The newly identified SPI2 locus has a lower G+C content than that of the remainder of the Salmonella genome and is flanked by genes whose products share greater than 90% identity with those of the E. coli ydhE and pykF genes.
Type III secretion genes identify a putative virulence locus of Chlamydia
Four genes of Chlamydia psittaci strain guinea pig inclusion conjunctivitis, whose predicted products are highly homologous to structural and regulatory components of a contact‐dependent or type III secretion apparatus, were isolated and the possible role of this pathway in chlamydial pathogenesis is discussed.
Identification of two targets of the type III protein secretion system encoded by the inv and spa loci of Salmonella typhimurium that have homology to the Shigella IpaD and IpaA proteins
An important virulence factor of Salmonella spp. is their ability to gain access to host cells. A type III secretion system encoded in the inv and spa loci of these organisms is essential for this
Identification of a pathogenicity island required for Salmonella survival in host cells.
The "pathogenicity island" harboring the spi genes may encode the virulence determinants that set Salmonella apart from other enteric pathogens.

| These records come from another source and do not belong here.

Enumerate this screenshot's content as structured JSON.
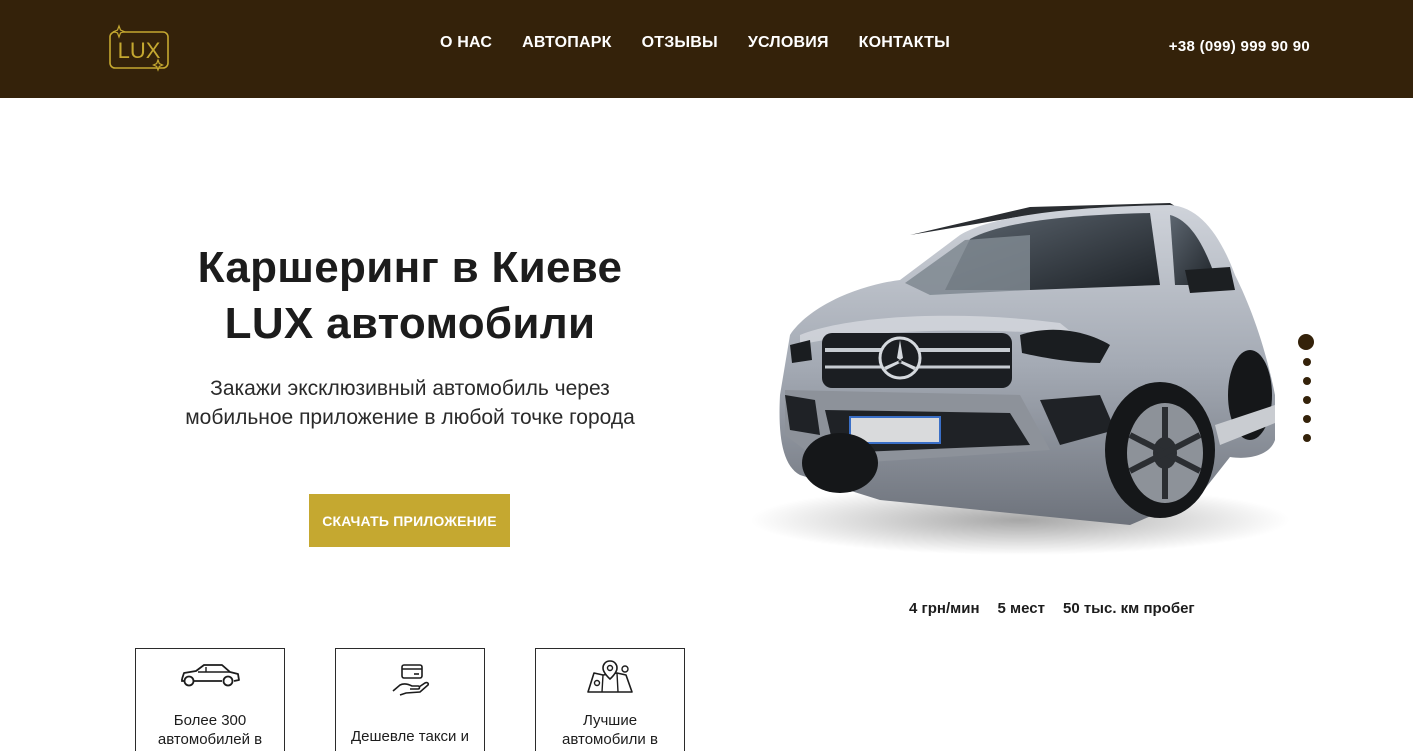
{
  "header": {
    "logo_text": "LUX",
    "nav": [
      {
        "label": "О НАС"
      },
      {
        "label": "АВТОПАРК"
      },
      {
        "label": "ОТЗЫВЫ"
      },
      {
        "label": "УСЛОВИЯ"
      },
      {
        "label": "КОНТАКТЫ"
      }
    ],
    "phone": "+38 (099) 999 90 90"
  },
  "hero": {
    "title_line1": "Каршеринг в Киеве",
    "title_line2": "LUX автомобили",
    "subtitle_line1": "Закажи эксклюзивный автомобиль через",
    "subtitle_line2": "мобильное приложение в любой точке города",
    "cta_label": "СКАЧАТЬ ПРИЛОЖЕНИЕ"
  },
  "car": {
    "image": "mercedes-gle-suv-silver",
    "specs": [
      "4 грн/мин",
      "5 мест",
      "50 тыс. км пробег"
    ]
  },
  "slider": {
    "dot_count": 6,
    "active_index": 0
  },
  "features": [
    {
      "icon": "car-icon",
      "label_line1": "Более 300",
      "label_line2": "автомобилей в"
    },
    {
      "icon": "payment-hand-icon",
      "label_line1": "Дешевле такси и",
      "label_line2": ""
    },
    {
      "icon": "map-pin-icon",
      "label_line1": "Лучшие",
      "label_line2": "автомобили в"
    }
  ],
  "colors": {
    "header_bg": "#34220a",
    "accent_gold": "#c5a830",
    "text_dark": "#1c1c1c"
  }
}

The BvgAS virulence control system regulates type III secretion in Bordetella bronchiseptica
A gene expressed in the Bvg+ phase of Bordetella bronchiseptica that shows a high degree of sequence similarity to a locus involved in providing energy for type III secretion in pathogenic Gram‐negative bacteria (yscN in Yersinia spp.) is identified and regulated by bvg.
A new pathway for the secretion of virulence factors by bacteria: the flagellar export apparatus functions as a protein-secretion system.
The results suggest type III protein secretion by the flagellar system may be a general mechanism for the transport of proteins that influence bacterial-host interactions.
Type III Protein Secretion Systems in Bacterial Pathogens of Animals and Plants
  • C. Hueck
  • Biology
    Microbiology and Molecular Biology Reviews
  • 1998
A comparison of the structure, function, regulation, and impact on host cells of the type III secretion systems in the animal pathogens Yersinia spp.
Mutations affecting lipopolysaccharide enhance ail-mediated entry of Yersinia enterocolitica into mammalian cells
Two genes of Yersinia enterocolitica, inv and ail, have been identified as having a role in the bacterial adherence to and entry into mammalian cells in vitro and mutants that are increased in their ability to enter cells appear to be so as a result of a change in the LPS on the surface resulting in increased levels of Ail protein able to interact with the mammalian cell surface.
The hrp gene locus of Pseudomonas solanacearum, which controls the production of a type III secretion system, encodes eight proteins related to components of the bacterial flagellar biogenesis complex
The nucleotide sequence of the three other transcription units of the Pseudomonas solanacearum hrp gene cluster are presented, which are together predicted to code for 15 hrp genes, bringing the total number of Hrp proteins encoded by these five transcription units to 20, including HrPB, the positive regulatory protein, and HpaP, which is apparently not required for plant interactions.